Interpreting a major operational or security incident for banks with multiple brands

Major incidents are reported at firm level. This means that for firms which have more than one current account brand, each brand must report the total number of incidents for the firm. 

An incident affecting a common payment system (such as a card scheme or affecting point of sale) may cause incidents across a wide number of payment providers, and each current account brand affected is required to include the incident within the number of its major incidents and customer channels affected.   

An incident that impacts more than one payment channel (telephone, mobile, internet banking) counts as only one incident within the total of reported incidents.

Combining the data

For the reasons above, reported incidents should not be added up across the different payment channels, or across different brands and firms, as this would overstate the numbers.  The metrics show how many major incidents in total have affected each firm, and how many have affected each of its customer payment channels, in order to help customers and potential customers choose a brand which meets their needs. 

Account opening speeds

The metrics measure the number of days it takes for a customer who is new to the firm to be able to (1) deposit funds, (2) use a debit card, (3) use internet banking, and (4) draw on an overdraft. This is so that they can choose a brand which meets their needs quickly. In using the metrics, the time taken to be able to deposit funds should be added to the time taken to have any of the other functions available.    

Our rules specify when the firm should ‘stop and start the clock’ for measuring the speed of opening an account. The clock starts when the potential customer has provided all the information and documents which are listed on the firm’s website as being required, or as soon as the application is received if the firm does not provide a list. 

The clock stops when the firm can reasonably expect the customer to have received all the necessary equipment and security features needed to use the service concerned (taking account of the delivery method the firm used to send them).    

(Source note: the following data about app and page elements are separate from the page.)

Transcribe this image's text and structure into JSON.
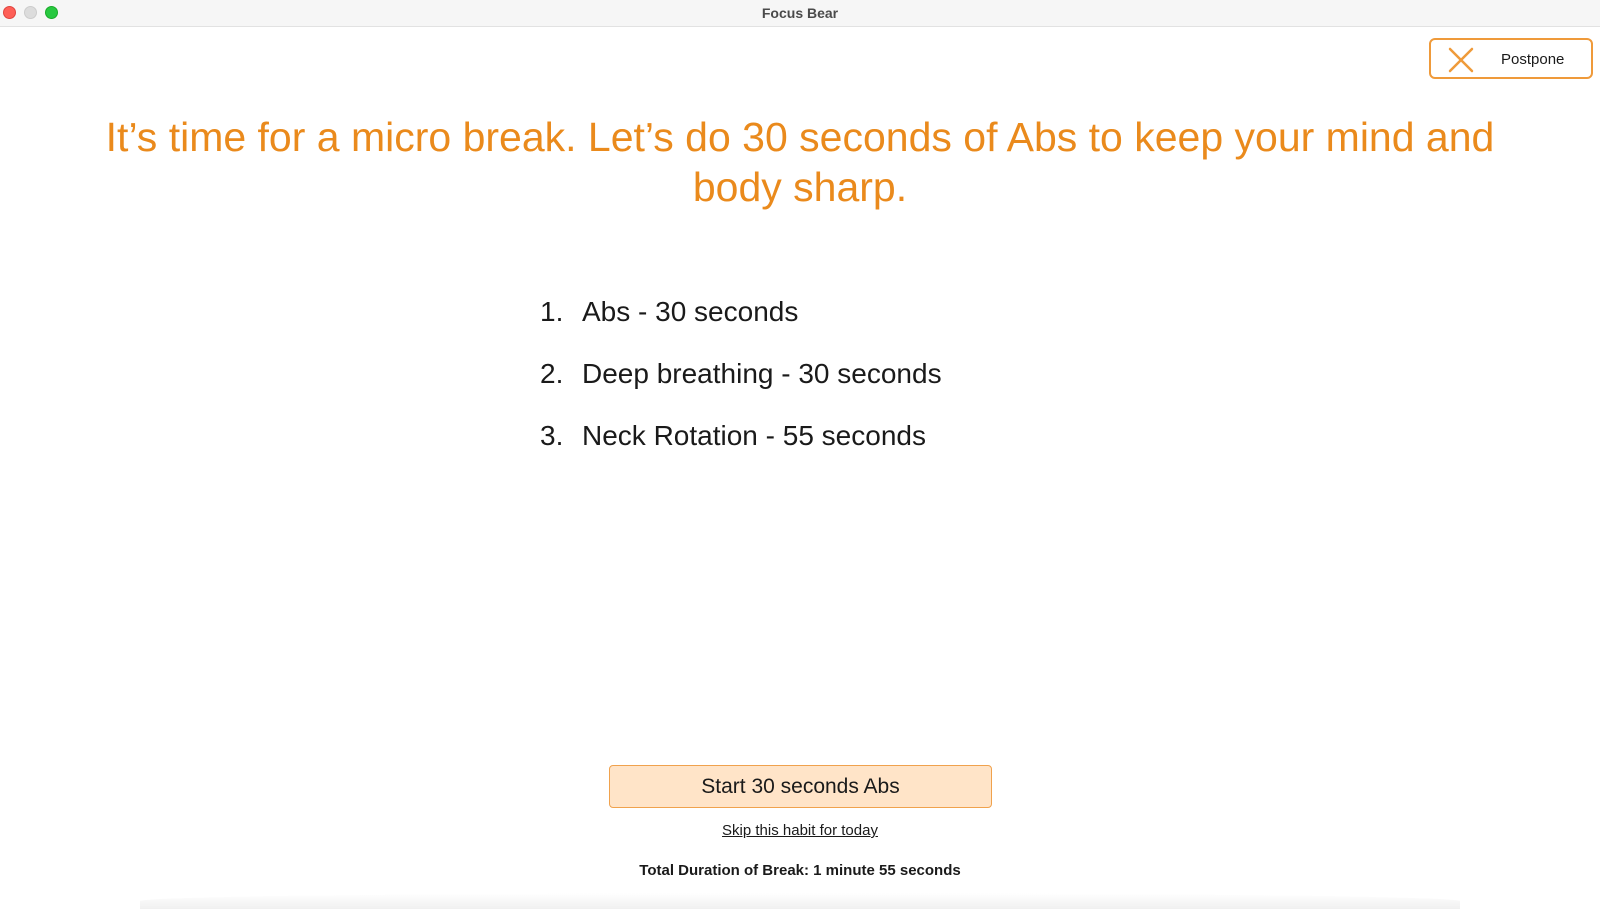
{
  "window": {
    "title": "Focus Bear"
  },
  "postpone": {
    "label": "Postpone",
    "icon": "close-icon"
  },
  "headline": "It’s time for a micro break. Let’s do 30 seconds of Abs to keep your mind and body sharp.",
  "habits": [
    {
      "number": "1.",
      "text": "Abs - 30 seconds"
    },
    {
      "number": "2.",
      "text": "Deep breathing - 30 seconds"
    },
    {
      "number": "3.",
      "text": "Neck Rotation - 55 seconds"
    }
  ],
  "start_button": {
    "label": "Start 30 seconds Abs"
  },
  "skip_link": {
    "label": "Skip this habit for today"
  },
  "total_duration": "Total Duration of Break: 1 minute 55 seconds",
  "colors": {
    "accent": "#ea8a1c",
    "button_fill": "#ffe4c8",
    "button_border": "#f0a24d"
  }
}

The clock remains running while the firm carries out anti-money-laundering and fraud checks. 

When starting and stopping the clock for individual customers, anything done the same day counts as zero days, and any partial days after that count as a whole day. When the firm has calculated the average and percentage metrics for their customers taken together, they round the result to the nearest whole number.

The average number of days is the mean for all new customers in the quarterly reporting period. 

Debit card replacement

The metrics show the number of days it takes for a customer to receive a replacement debit card which has been lost, stolen or damaged.

The clock starts from when the card is reported as lost or stolen or the firm has stopped the card permanently for any other reason (such as a customer reporting it has been damaged and cannot be used).

The metrics do not include routine replacement of cards which have expired. 

The metrics may include cases where a firm has temporarily blocked a card and the customer does not respond to enquiries to resolve this, resulting in a long time to replace it.       

Days are measured in the same way as for the account opening metrics.